“Our country has entered into a debate on race and social justice. This debate has manifested itself by protest both physical and symbolic. The protests suggest something as yet undefined by both sides is needed. What is it that needs to be expressed and how do we best go about achieving this?”
Judge Charles Williams, Circuit Court Judge, Sarasota, Fl, Civil Division
By expressing our inner feelings on race, diversity and inclusion, first emotionally, then rationally, then in a structured environment that will serve to be a central receiving facility for concrete ideas and action will be first steps in the process for the solution.
It starts with our online forums, progresses to our live panel discussions, as we exchange information, advise each other of what is already in place and what else is needed then we retreat in thought, debate and dialogue to come up with the programs, initiatives, and solutions.

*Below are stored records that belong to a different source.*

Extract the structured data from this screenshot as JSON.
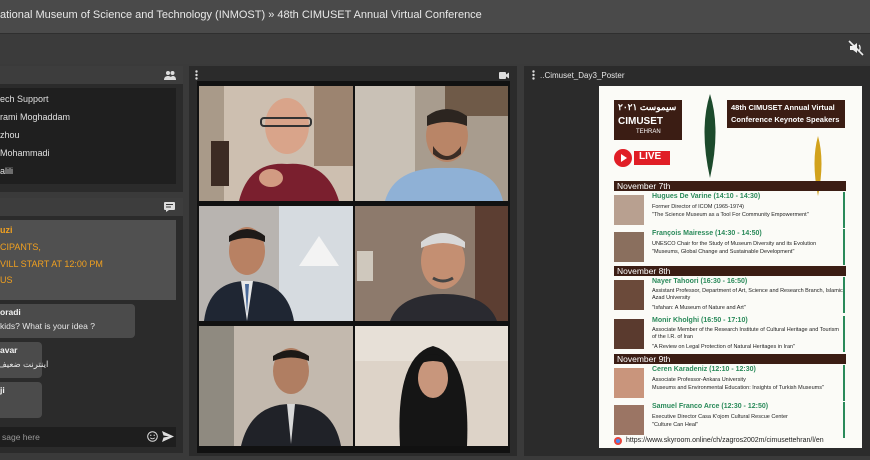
{
  "header": {
    "title": "ational Museum of Science and Technology (INMOST)  »  48th CIMUSET Annual Virtual Conference"
  },
  "users": {
    "items": [
      "ech Support",
      "rami Moghaddam",
      "zhou",
      "Mohammadi",
      "alili"
    ]
  },
  "chat": {
    "notice_lines": [
      "uzi",
      "CIPANTS,",
      "VILL START AT 12:00 PM",
      "US"
    ],
    "messages": [
      {
        "who": "oradi",
        "text": "kids? What is your idea ?"
      },
      {
        "who": "avar",
        "text": "اینترنت ضعیف"
      },
      {
        "who": "ji",
        "text": ""
      }
    ],
    "input_placeholder": "sage here"
  },
  "poster": {
    "panel_title": "..Cimuset_Day3_Poster",
    "logo_top": "۲۰۲۱ سیموست",
    "logo_main": "CIMUSET",
    "logo_city": "TEHRAN",
    "header_line1": "48th CIMUSET Annual Virtual",
    "header_line2": "Conference Keynote Speakers",
    "live": "LIVE",
    "days": [
      {
        "label": "November 7th",
        "speakers": [
          {
            "name": "Hugues De Varine (14:10 - 14:30)",
            "role": "Former Director of ICOM (1965-1974)",
            "topic": "\"The Science Museum as a Tool For Community Empowerment\""
          },
          {
            "name": "François Mairesse (14:30 - 14:50)",
            "role": "UNESCO Chair for the Study of Museum Diversity and its Evolution",
            "topic": "\"Museums, Global Change and Sustainable Development\""
          }
        ]
      },
      {
        "label": "November 8th",
        "speakers": [
          {
            "name": "Nayer Tahoori (16:30 - 16:50)",
            "role": "Assistant Professor, Department of Art, Science and Research Branch, Islamic Azad University",
            "topic": "\"Isfahan: A Museum of Nature and Art\""
          },
          {
            "name": "Monir Kholghi (16:50 - 17:10)",
            "role": "Associate Member of the Research Institute of Cultural Heritage and Tourism of the I.R. of Iran",
            "topic": "\"A Review on Legal Protection of Natural Heritages in Iran\""
          }
        ]
      },
      {
        "label": "November 9th",
        "speakers": [
          {
            "name": "Ceren Karadeniz (12:10 - 12:30)",
            "role": "Associate Professor-Ankara University",
            "topic": "Museums and Environmental Education: Insights of Turkish Museums\""
          },
          {
            "name": "Samuel Franco Arce (12:30 - 12:50)",
            "role": "Executive Director Casa K'ojom Cultural Rescue Center",
            "topic": "\"Culture Can Heal\""
          }
        ]
      }
    ],
    "url": "https://www.skyroom.online/ch/zagros2002m/cimusettehran/l/en"
  },
  "colors": {
    "accent_orange": "#f0a020",
    "poster_green": "#2a8a5a",
    "live_red": "#e01e26"
  }
}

These small steps on this journey as they become greater and greater through sheer numbers of participants will echo a new protest, a protest that we hope will result in positive social reform for all those who seek justice and equality.
Ed James III, Political Strategist

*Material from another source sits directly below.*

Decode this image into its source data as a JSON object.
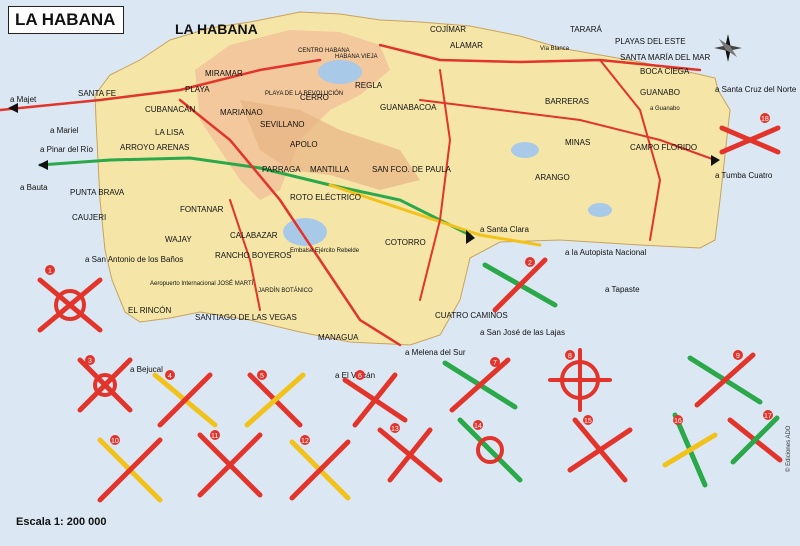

What we are seeing around the country aren’t simply protests, in fact calling “die ins” that have shut down highways in New York City, Boston, Oakland, Chicago, Miami, and Jacksonville “protests” trivializes the magnitude of this mass display of political resistance spreading in the hearts and minds of consciously awakened citizens in the USA. If we look at these social movements from a nuanced perspective it becomes very clear that we are witnessing a systemic uprising seeking to obliterate every vestige of oppression emanating from the insular structures that haven’t always protected the interests of all Americans. While the media jockeys to make this an “us vs. them” narrative exacerbating divisions in our country; activists on the ground are struggling to reclaim their ability to manifest their collective destiny.

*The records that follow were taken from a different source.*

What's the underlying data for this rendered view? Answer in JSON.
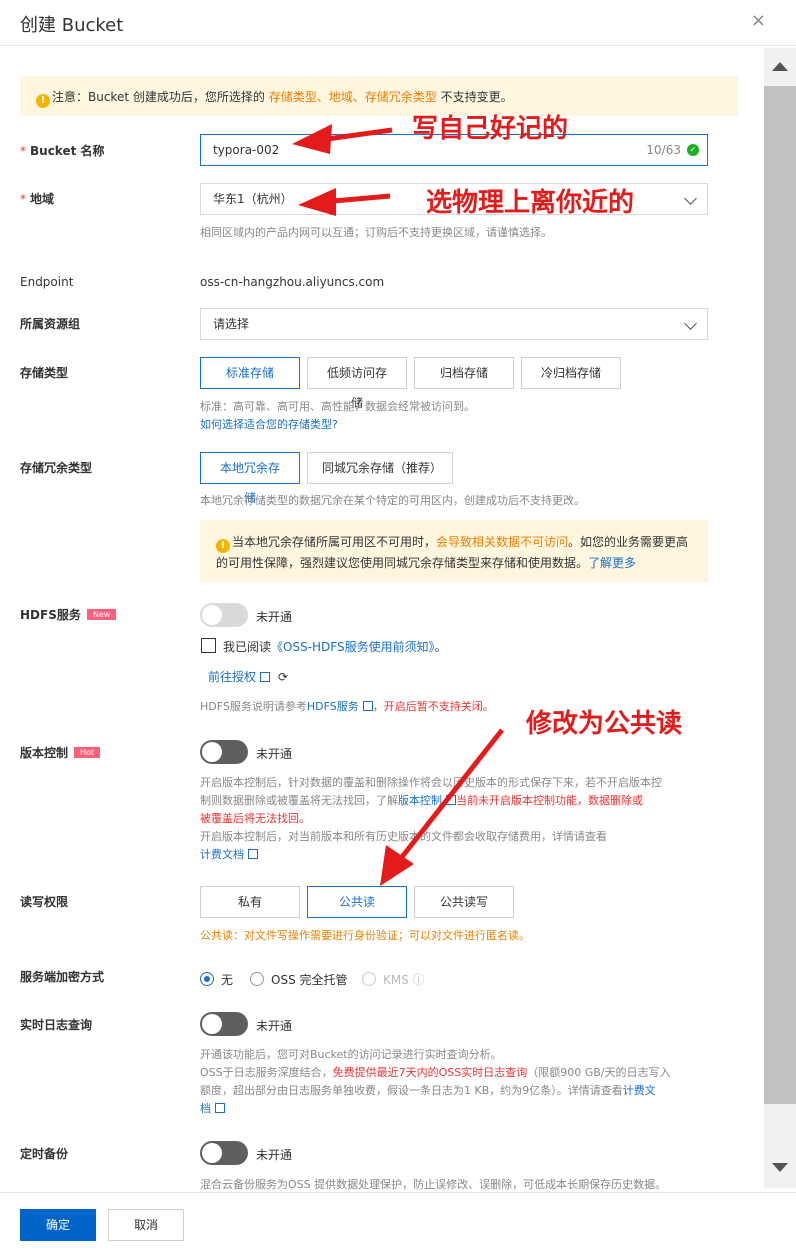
{
  "dialog": {
    "title": "创建 Bucket",
    "close": "×"
  },
  "notice": {
    "prefix": "注意：Bucket 创建成功后，您所选择的 ",
    "hl1": "存储类型",
    "sep1": "、",
    "hl2": "地域",
    "sep2": "、",
    "hl3": "存储冗余类型",
    "suffix": " 不支持变更。"
  },
  "bucket_name": {
    "label": "Bucket 名称",
    "value": "typora-002",
    "counter": "10/63"
  },
  "region": {
    "label": "地域",
    "value": "华东1（杭州）",
    "hint": "相同区域内的产品内网可以互通；订购后不支持更换区域，请谨慎选择。"
  },
  "endpoint": {
    "label": "Endpoint",
    "value": "oss-cn-hangzhou.aliyuncs.com"
  },
  "resource_group": {
    "label": "所属资源组",
    "placeholder": "请选择"
  },
  "storage_class": {
    "label": "存储类型",
    "options": [
      "标准存储",
      "低频访问存储",
      "归档存储",
      "冷归档存储"
    ],
    "selected": "标准存储",
    "hint": "标准：高可靠、高可用、高性能，数据会经常被访问到。",
    "link": "如何选择适合您的存储类型?"
  },
  "redundancy": {
    "label": "存储冗余类型",
    "options": [
      "本地冗余存储",
      "同城冗余存储（推荐）"
    ],
    "hint": "本地冗余存储类型的数据冗余在某个特定的可用区内，创建成功后不支持更改。",
    "alert_a": "当本地冗余存储所属可用区不可用时，",
    "alert_b": "会导致相关数据不可访问",
    "alert_c": "。如您的业务需要更高",
    "alert_d": "的可用性保障，强烈建议您使用同城冗余存储类型来存储和使用数据。",
    "alert_link": "了解更多"
  },
  "hdfs": {
    "label": "HDFS服务",
    "badge": "New",
    "status": "未开通",
    "agree_prefix": "我已阅读",
    "agree_link": "《OSS-HDFS服务使用前须知》",
    "agree_suffix": "。",
    "auth_link": "前往授权",
    "hint_a": "HDFS服务说明请参考",
    "hint_link": "HDFS服务",
    "hint_b": "，开启后暂不支持关闭。"
  },
  "versioning": {
    "label": "版本控制",
    "badge": "Hot",
    "status": "未开通",
    "hint1": "开启版本控制后，针对数据的覆盖和删除操作将会以历史版本的形式保存下来，若不开启版本控",
    "hint2a": "制则数据删除或被覆盖将无法找回，了解",
    "hint2link": "版本控制",
    "hint2b": "当前未开启版本控制功能，数据删除或",
    "hint3": "被覆盖后将无法找回。",
    "hint4": "开启版本控制后，对当前版本和所有历史版本的文件都会收取存储费用，详情请查看",
    "hint5": "计费文档"
  },
  "acl": {
    "label": "读写权限",
    "options": [
      "私有",
      "公共读",
      "公共读写"
    ],
    "selected": "公共读",
    "warn": "公共读：对文件写操作需要进行身份验证；可以对文件进行匿名读。"
  },
  "encryption": {
    "label": "服务端加密方式",
    "options": [
      "无",
      "OSS 完全托管",
      "KMS"
    ]
  },
  "realtime_log": {
    "label": "实时日志查询",
    "status": "未开通",
    "hint1": "开通该功能后，您可对Bucket的访问记录进行实时查询分析。",
    "hint2a": "OSS于日志服务深度结合，",
    "hint2b": "免费提供最近7天内的OSS实时日志查询",
    "hint2c": "（限额900 GB/天的日志写入",
    "hint3a": "额度，超出部分由日志服务单独收费，假设一条日志为1 KB，约为9亿条）。详情请查看",
    "hint3link": "计费文",
    "hint4": "档"
  },
  "backup": {
    "label": "定时备份",
    "status": "未开通",
    "hint": "混合云备份服务为OSS 提供数据处理保护，防止误修改、误删除，可低成本长期保存历史数据。"
  },
  "footer": {
    "confirm": "确定",
    "cancel": "取消"
  },
  "annotations": {
    "a1": "写自己好记的",
    "a2": "选物理上离你近的",
    "a3": "修改为公共读"
  },
  "colors": {
    "primary": "#0064c8",
    "link": "#1a6fc8",
    "annotation": "#e31b1b",
    "warning_bg": "#fff6e0"
  }
}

As a political strategist, I often ask myself what I can do to influence public policy in a way that creates a more perfect union. From where I sit, Eric Garner, Trayvon Martin, Rodney Mitchell, Jordan Davis and the countless other lives lost to senseless violence in this country are not just victims of racism, but victims of a system that has perpetuated their marginalization as human beings. A system that has far too often packed minority voters into compact districts to dilute the vote. Also, a system where their earning potential is significantly less even if they are equally or more qualified than their colleagues. Yet, there is still hope on the horizon.
There is hope because people of all backgrounds are finally changing the language used in the discourse on equality to recognize the humanity of people who have been “othered” for so long that their perceived inferiority has become a part of the American schema. There is hope because our public policy is slowly catching up with the words spoken by Abraham Lincoln in his Gettysburg Address in which he stated, “that this nation, under God, shall have a new birth of freedom — and that government of the people, by the people, for the people, shall not perish from the earth.” The only way for the United States of America to continue its path forward is to give its citizens the space to freely express their concerns so that all voices are heard in the policymaking process.
Gilbert King, Pulitzer Prize winning Author
Racial issues are always going to be an unavoidable part of the American experience. Slavery played a critical role in the early economic development of our nation, and we eventually went to war against ourselves over it. But the Civil War did not magically bring about racial equality, as race-based violence thrived during Reconstruction and nearly a century of Jim Crow laws in the South.
As a nation, we are still trying to come to terms with the remnants of legalized white supremacy. That is why it is so important for us to objectively examine our country’s past, and art and literature can play an essential role. Acknowledging our shared history will bring a deeper understanding to the issues of race and social justice in America, and resolving to understand each other just a little better is such a worthwhile place to start.